26th October 2010

A medico-legal expert was left shocked and stunned by BBC footage which apparently showed a nurse switching off her patient's life support machine - by mistake.

Daniel Lee, head of the Clinical Negligence department at Fentons Solicitors LLP, said the footage shown as part of the BBC's Inside Out programme was 'terrifying, unbelievable and unacceptable.'

"What the nurse does in this footage is amongst the worst nightmares of patients' families," said Daniel, a partner with the firm. "Whenever someone is dependent on a life support machine, there is always the fear that somehow the power will fail or a plug will be inadvertently pulled from the socket. But procedures are in place to ensure that mistakes like this absolutely should not happen."

The footage was released after a tetraplegic man had a secret camera installed at his bedside when he became concerned about the standard of care he was receiving. Just days later the secret camera captured the moment the man's nurse switched off the ventilator, leaving him with permanent damage to his brain.

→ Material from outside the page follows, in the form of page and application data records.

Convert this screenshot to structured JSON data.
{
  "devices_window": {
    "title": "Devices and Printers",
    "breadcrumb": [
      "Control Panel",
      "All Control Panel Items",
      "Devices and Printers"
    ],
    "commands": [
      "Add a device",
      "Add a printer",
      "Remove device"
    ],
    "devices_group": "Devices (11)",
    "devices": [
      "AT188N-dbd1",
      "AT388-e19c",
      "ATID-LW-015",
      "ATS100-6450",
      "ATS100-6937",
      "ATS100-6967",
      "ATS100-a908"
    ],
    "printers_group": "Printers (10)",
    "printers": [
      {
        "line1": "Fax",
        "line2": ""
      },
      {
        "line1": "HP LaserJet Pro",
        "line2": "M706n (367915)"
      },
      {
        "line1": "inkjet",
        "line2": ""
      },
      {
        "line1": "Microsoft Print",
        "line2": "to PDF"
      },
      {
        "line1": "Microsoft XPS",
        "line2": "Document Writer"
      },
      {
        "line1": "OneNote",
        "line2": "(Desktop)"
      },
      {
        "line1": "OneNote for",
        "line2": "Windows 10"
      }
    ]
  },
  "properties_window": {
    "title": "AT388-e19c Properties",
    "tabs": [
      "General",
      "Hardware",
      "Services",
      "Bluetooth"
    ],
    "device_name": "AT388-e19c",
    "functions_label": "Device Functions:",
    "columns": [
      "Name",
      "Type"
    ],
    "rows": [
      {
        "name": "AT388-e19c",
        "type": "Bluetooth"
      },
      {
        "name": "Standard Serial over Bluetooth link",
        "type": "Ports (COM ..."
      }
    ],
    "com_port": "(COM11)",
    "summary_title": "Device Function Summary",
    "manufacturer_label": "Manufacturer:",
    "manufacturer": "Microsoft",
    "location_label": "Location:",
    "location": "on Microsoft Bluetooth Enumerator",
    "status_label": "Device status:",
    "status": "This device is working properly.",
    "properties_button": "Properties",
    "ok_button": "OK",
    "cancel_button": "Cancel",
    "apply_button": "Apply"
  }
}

"We understand an internal investigation is still underway at the agency which supplied the nurse in this case," said Daniel. "However, it has also been reported that a confidential report by social services into the incident alleges that the agency was required to supply a nurse with training in the use of a ventilator, but that they did not have adequate systems in place to check what training their staff had received," he said. "This is simply unacceptable."

The man has been cared for at home on a life-support machine since 2002, after he was left paralysed from the neck down following a road accident. Despite being tetraplegic, he was able to talk, use a wheelchair and operate a computer using voice-activated technology.

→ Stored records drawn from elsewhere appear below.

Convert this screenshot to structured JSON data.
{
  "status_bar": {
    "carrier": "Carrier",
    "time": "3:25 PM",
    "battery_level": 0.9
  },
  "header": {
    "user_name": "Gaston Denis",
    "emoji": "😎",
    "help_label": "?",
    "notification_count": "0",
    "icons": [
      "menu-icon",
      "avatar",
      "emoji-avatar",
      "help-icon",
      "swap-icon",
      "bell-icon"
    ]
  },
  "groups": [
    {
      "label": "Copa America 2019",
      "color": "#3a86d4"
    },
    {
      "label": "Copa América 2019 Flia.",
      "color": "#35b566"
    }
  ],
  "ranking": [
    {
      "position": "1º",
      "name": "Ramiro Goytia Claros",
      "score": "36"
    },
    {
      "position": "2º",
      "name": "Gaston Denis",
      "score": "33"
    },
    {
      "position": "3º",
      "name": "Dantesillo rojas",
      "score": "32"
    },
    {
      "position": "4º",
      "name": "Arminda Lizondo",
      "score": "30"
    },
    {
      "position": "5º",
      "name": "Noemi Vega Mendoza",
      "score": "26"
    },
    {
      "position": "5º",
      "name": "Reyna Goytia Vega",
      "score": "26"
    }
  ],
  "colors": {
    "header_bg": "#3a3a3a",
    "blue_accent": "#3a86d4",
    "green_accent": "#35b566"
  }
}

"What's even more worrying is that this man's sister has said he had become increasingly concerned about serious errors involving nurses operating his ventilator," said Daniel. "But she said nobody acted on any of the e-mails of concern which he sent to health bosses. There appears to have been little regard given to his concerns which were - in hindsight - well-founded."

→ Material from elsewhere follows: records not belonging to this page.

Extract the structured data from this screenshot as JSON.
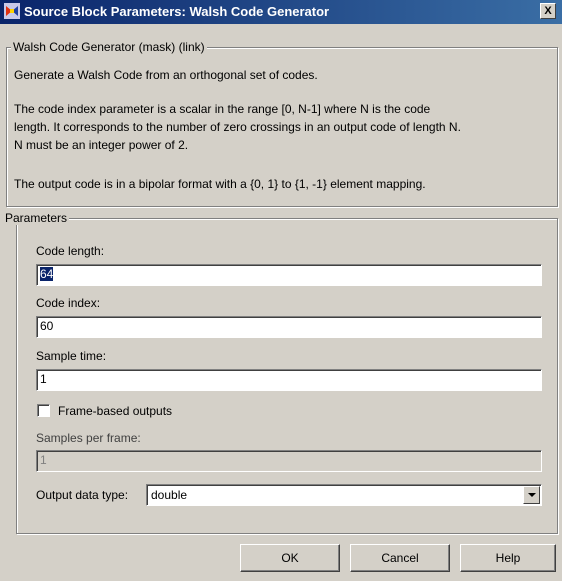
{
  "window": {
    "title": "Source Block Parameters: Walsh Code Generator",
    "close_label": "X"
  },
  "description": {
    "group_label": "Walsh Code Generator (mask) (link)",
    "lines": [
      "Generate a Walsh Code from an orthogonal set of codes.",
      "The code index parameter is a scalar in the range [0, N-1] where N is the code",
      "length.  It corresponds to the number of zero crossings in an output code of length N.",
      "N must be an integer power of 2.",
      "The output code is in a bipolar format with a {0, 1} to {1, -1} element mapping."
    ]
  },
  "parameters": {
    "group_label": "Parameters",
    "code_length": {
      "label": "Code length:",
      "value": "64"
    },
    "code_index": {
      "label": "Code index:",
      "value": "60"
    },
    "sample_time": {
      "label": "Sample time:",
      "value": "1"
    },
    "frame_based": {
      "label": "Frame-based outputs",
      "checked": false
    },
    "samples_per_frame": {
      "label": "Samples per frame:",
      "value": "1",
      "disabled": true
    },
    "output_data_type": {
      "label": "Output data type:",
      "value": "double"
    }
  },
  "buttons": {
    "ok": "OK",
    "cancel": "Cancel",
    "help": "Help"
  }
}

The man arranged to have a camera installed in his room to try to uncover and identify any errors in his care, but just days later the ventilator was switched off.

"Although the machine was restarted by paramedics after 21 minutes, he had suffered serious brain damage by then," said Daniel. "According to his sister, his life is completely changed.

"This poor family has been left devastated because of a failure in the system set up to prevent just this type of tragic incident," said Daniel. "What they have been through is terrifying, unbelievable and completely unacceptable."

How can Fentons Solicitors help?
Fentons has a specialist department experienced in handling claims relating to clinical and medical negligence.

If you think that you have a case or require further information, contact Fentons on 0800 019 1297 or fill in the online claims questionnaire.

Source - BBC News